Based on their publication and employment histories, and the opinion piece, they could be perceived to have a pro-salmon farming industry bias. Moreover, they appear to have little research experience in ecology, which is an important area of expertise needed to understand the well-documented risk that open-net salmon farming has on wild salmon, the subject of the CSAS risk assessment series in question.
Opinion authors’ connections to the salmon farming industry
- Dr. Tony Farrell, University of British Columbia
- Several authors including Dr. Farrell published a salmon farming science paper in 2019 and did not explicitly mention it was partly funded by the salmon farming industry. This violated the journal’s conflict of interest policy and we requested the paper be corrected. (Details here.)
- Dr. Farrell was an author on a study with a Marine Harvest representative that was funded partly by the Norwegian Fishery and Aquaculture Research Fund that is “used for industrial R&D work for the benefit of all or part of the industry“
- Dr. Farrell was an author on another study funded partly by the Norwegian Fishery and Aquaculture Research Fund.
- Dr. Tillmann Benfey, University of New Brunswick
- Dr. Tillmann’s webpage includes “…served twice as President of the Aquaculture Association of Canada.”
- Dr. Tillmann was an author with a MOWI representative. The study was partly funded by MOWI, a Norwegian-owned salmon farming company with major operations in Canada.
- Dr. Mark Fast, University of Prince Edward Island
- UPEI’s website includes “Partnering with Fast on the project are Cermaq Canada, Grieg Seafoods…”
- Dr. Ian Gardner, University of Prince Edward Island
- Dr. Gardner published with an author from Kelly Cove Salmon Ltd., a salmon farming division of Cooke Aquaculture Inc.
- Dr. Ian Gardner published with coauthors Drs. Powell (#5) and Siah (#6), with a Cermaq employee. This study was “partly funded through a CSIRO Julius career award.” CSIRO Aquaculture appears to fund projects that benefit aquaculture. Did Cermaq fund the other part of this study?
- Dr. Jim Powell, former CEO, British Columbia Centre for Aquatic Health Services (CAHS)
- CAHS is a non-for-profit that offers fish health science services to B.C.’s open-net salmoning farming industry.
- See #4 for another example for Dr. Powell
- Dr. Ahmed Siah, current Managing Director, CAHS
- CAHS is a not-for-profit that offers fish health science services to B.C.’s open-net salmoning farming industry.
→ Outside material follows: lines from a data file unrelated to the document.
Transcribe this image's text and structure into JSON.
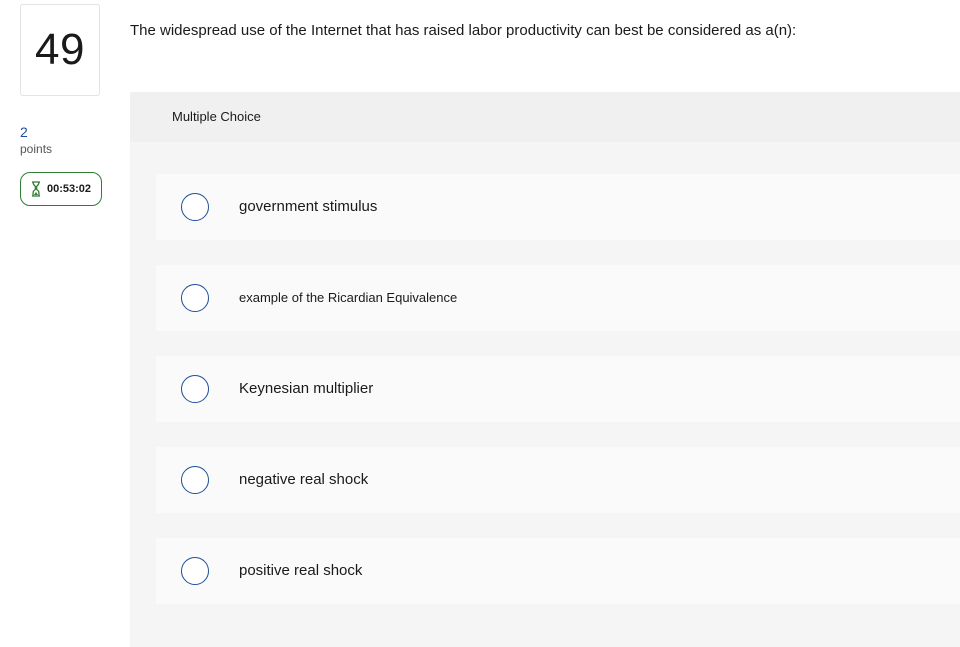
{
  "question": {
    "number": "49",
    "points_value": "2",
    "points_label": "points",
    "timer": "00:53:02",
    "timer_icon": "hourglass-icon",
    "text": "The widespread use of the Internet that has raised labor productivity can best be considered as a(n):"
  },
  "answer_panel": {
    "title": "Multiple Choice",
    "options": [
      {
        "label": "government stimulus"
      },
      {
        "label": "example of the Ricardian Equivalence"
      },
      {
        "label": "Keynesian multiplier"
      },
      {
        "label": "negative real shock"
      },
      {
        "label": "positive real shock"
      }
    ]
  },
  "colors": {
    "accent_blue": "#1c4f9c",
    "timer_green": "#2e7d32",
    "panel_bg": "#f5f5f5"
  }
}
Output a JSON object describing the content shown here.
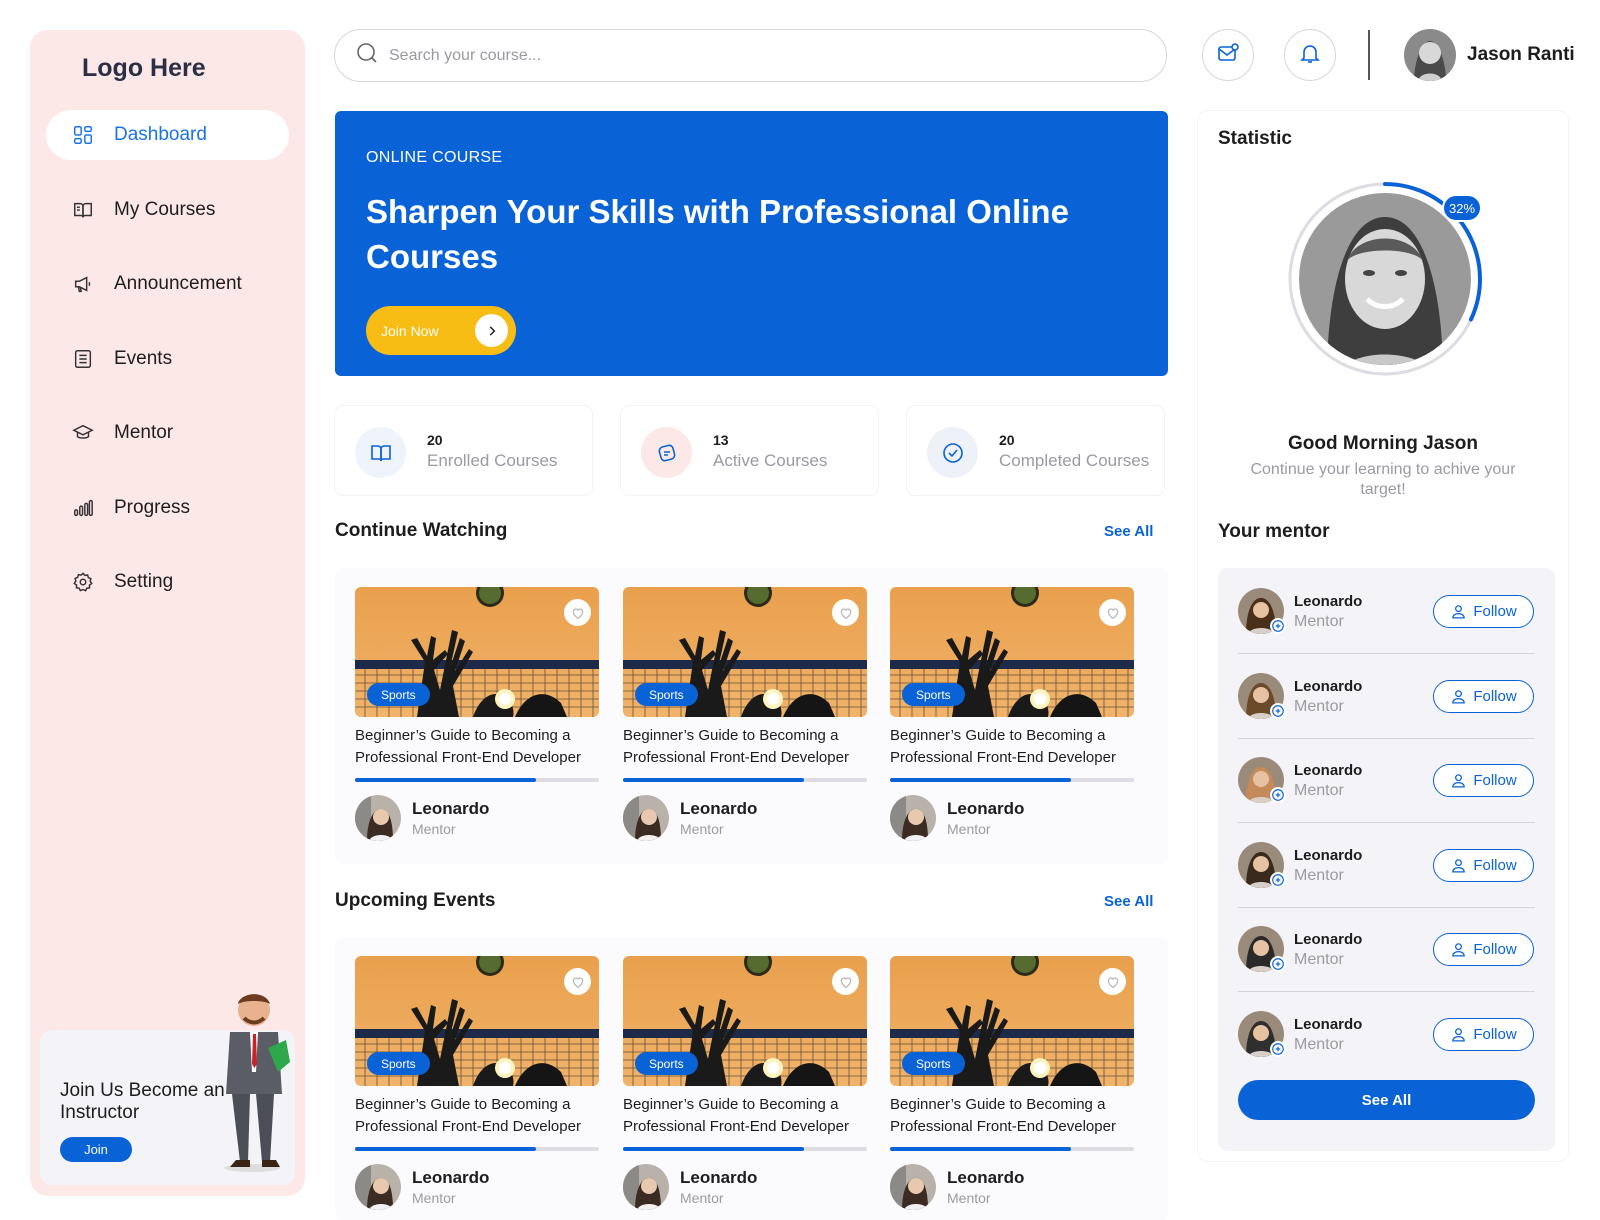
{
  "sidebar": {
    "logo": "Logo Here",
    "items": [
      {
        "label": "Dashboard",
        "icon": "dashboard-icon",
        "active": true
      },
      {
        "label": "My Courses",
        "icon": "book-icon"
      },
      {
        "label": "Announcement",
        "icon": "megaphone-icon"
      },
      {
        "label": "Events",
        "icon": "list-icon"
      },
      {
        "label": "Mentor",
        "icon": "graduation-cap-icon"
      },
      {
        "label": "Progress",
        "icon": "bar-chart-icon"
      },
      {
        "label": "Setting",
        "icon": "gear-icon"
      }
    ],
    "promo": {
      "text": "Join Us Become an Instructor",
      "button": "Join"
    }
  },
  "header": {
    "search_placeholder": "Search your course...",
    "user_name": "Jason Ranti"
  },
  "hero": {
    "kicker": "ONLINE COURSE",
    "title": "Sharpen Your Skills with Professional Online Courses",
    "button": "Join Now"
  },
  "stats": [
    {
      "value": "20",
      "label": "Enrolled Courses"
    },
    {
      "value": "13",
      "label": "Active Courses"
    },
    {
      "value": "20",
      "label": "Completed Courses"
    }
  ],
  "continue_watching": {
    "title": "Continue Watching",
    "see_all": "See All",
    "cards": [
      {
        "tag": "Sports",
        "title": "Beginner’s Guide to Becoming a Professional Front-End Developer",
        "progress": 0.74,
        "mentor": "Leonardo",
        "role": "Mentor"
      },
      {
        "tag": "Sports",
        "title": "Beginner’s Guide to Becoming a Professional Front-End Developer",
        "progress": 0.74,
        "mentor": "Leonardo",
        "role": "Mentor"
      },
      {
        "tag": "Sports",
        "title": "Beginner’s Guide to Becoming a Professional Front-End Developer",
        "progress": 0.74,
        "mentor": "Leonardo",
        "role": "Mentor"
      }
    ]
  },
  "upcoming_events": {
    "title": "Upcoming Events",
    "see_all": "See All",
    "cards": [
      {
        "tag": "Sports",
        "title": "Beginner’s Guide to Becoming a Professional Front-End Developer",
        "progress": 0.74,
        "mentor": "Leonardo",
        "role": "Mentor"
      },
      {
        "tag": "Sports",
        "title": "Beginner’s Guide to Becoming a Professional Front-End Developer",
        "progress": 0.74,
        "mentor": "Leonardo",
        "role": "Mentor"
      },
      {
        "tag": "Sports",
        "title": "Beginner’s Guide to Becoming a Professional Front-End Developer",
        "progress": 0.74,
        "mentor": "Leonardo",
        "role": "Mentor"
      }
    ]
  },
  "statistic": {
    "title": "Statistic",
    "percent": "32%",
    "progress": 0.32,
    "greeting": "Good Morning Jason",
    "subtext": "Continue your learning to achive your target!"
  },
  "mentors": {
    "title": "Your mentor",
    "list": [
      {
        "name": "Leonardo",
        "role": "Mentor",
        "button": "Follow"
      },
      {
        "name": "Leonardo",
        "role": "Mentor",
        "button": "Follow"
      },
      {
        "name": "Leonardo",
        "role": "Mentor",
        "button": "Follow"
      },
      {
        "name": "Leonardo",
        "role": "Mentor",
        "button": "Follow"
      },
      {
        "name": "Leonardo",
        "role": "Mentor",
        "button": "Follow"
      },
      {
        "name": "Leonardo",
        "role": "Mentor",
        "button": "Follow"
      }
    ],
    "see_all": "See All"
  },
  "colors": {
    "primary": "#0a63d6",
    "accent": "#f7bd14",
    "sidebar_bg": "#fde8e8"
  }
}
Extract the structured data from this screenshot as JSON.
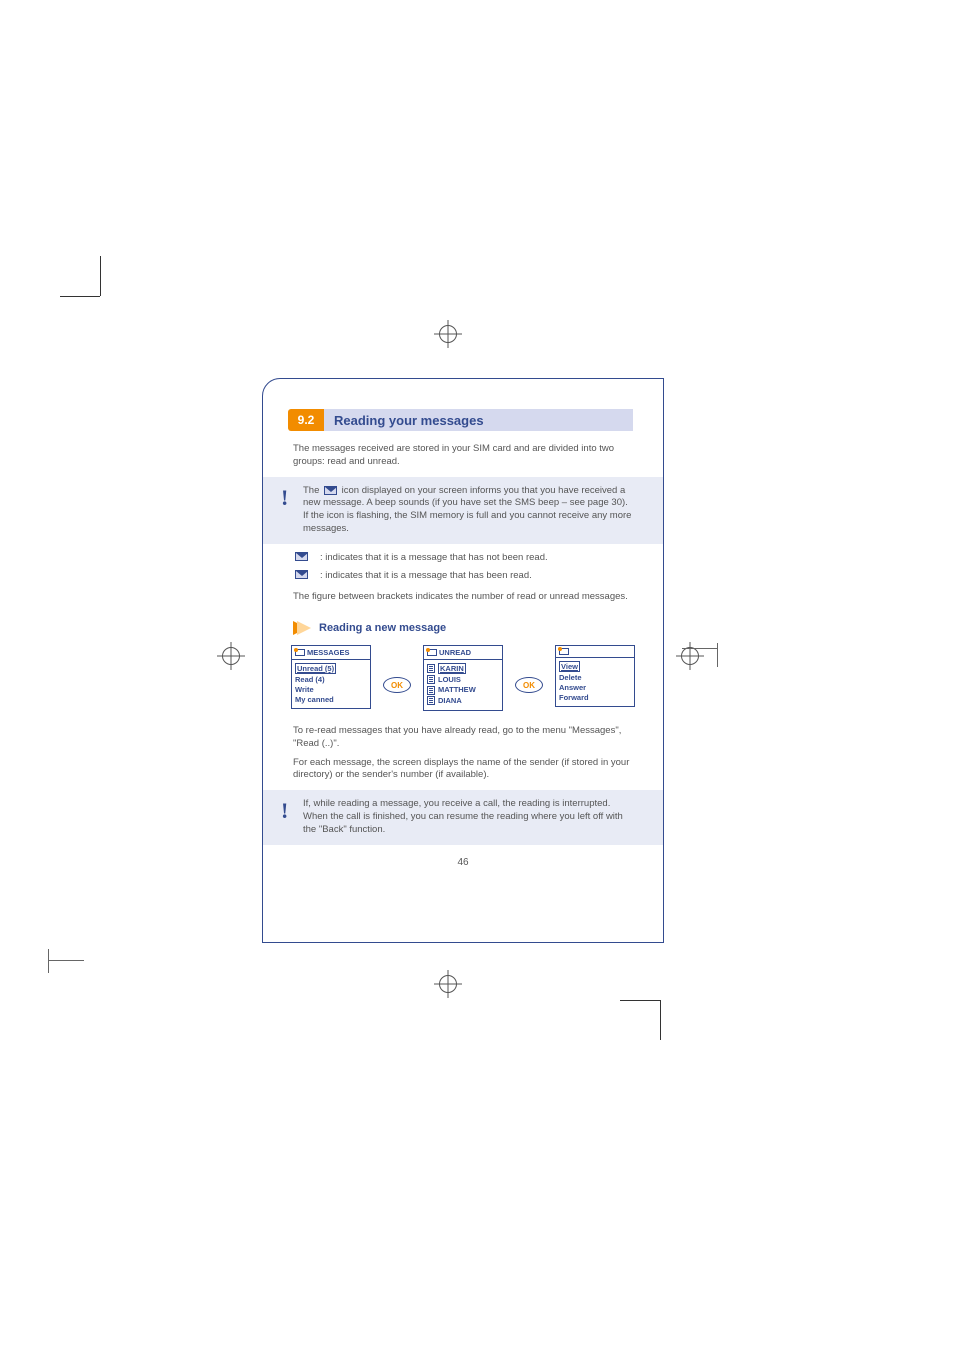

- Dr. Siah was an author with a Marine Harvest employee. The study was funded by Marine Harvest through a contract with CAHS. The study required corrections including, to an overstated conclusion about a virus common on open-net salmon farms.
- See #4 for another example for Dr. Siah
- Dr. Crawford Revie, University of Prince Edward Island, University of Strathclyde
- Dr. Revie published with an employee of Modail Mara Inc. whose clients include Mowi, BC Salmon Farmers Association and Grieg Seafood.
- Dr. Revie published again with Modail Mara Inc. and was partly funded by FHF – Norwegian Seafood Research Fund that is “financed by the industry through a levy on exports of Norwegian Seafood at 0,3 %. FHFs goal is to create added value to the seafood industry through industry-based research and development (R&D).”
- Dr. Spencer Russell, Vancouver Island University
- Dr. Kurt Gamperl, Memorial University
- Dr. Gamperl is connected to a program called Mitigating the Impact of Climate-Related Challenges on Salmon Aquaculture (MICCSA). A video describing the program is titled “Warming sea temperatures threaten Atlantic Canada’s Aquaculture Industry – a $4.4 million research project aims to save farmed Atlantic salmon from climate change”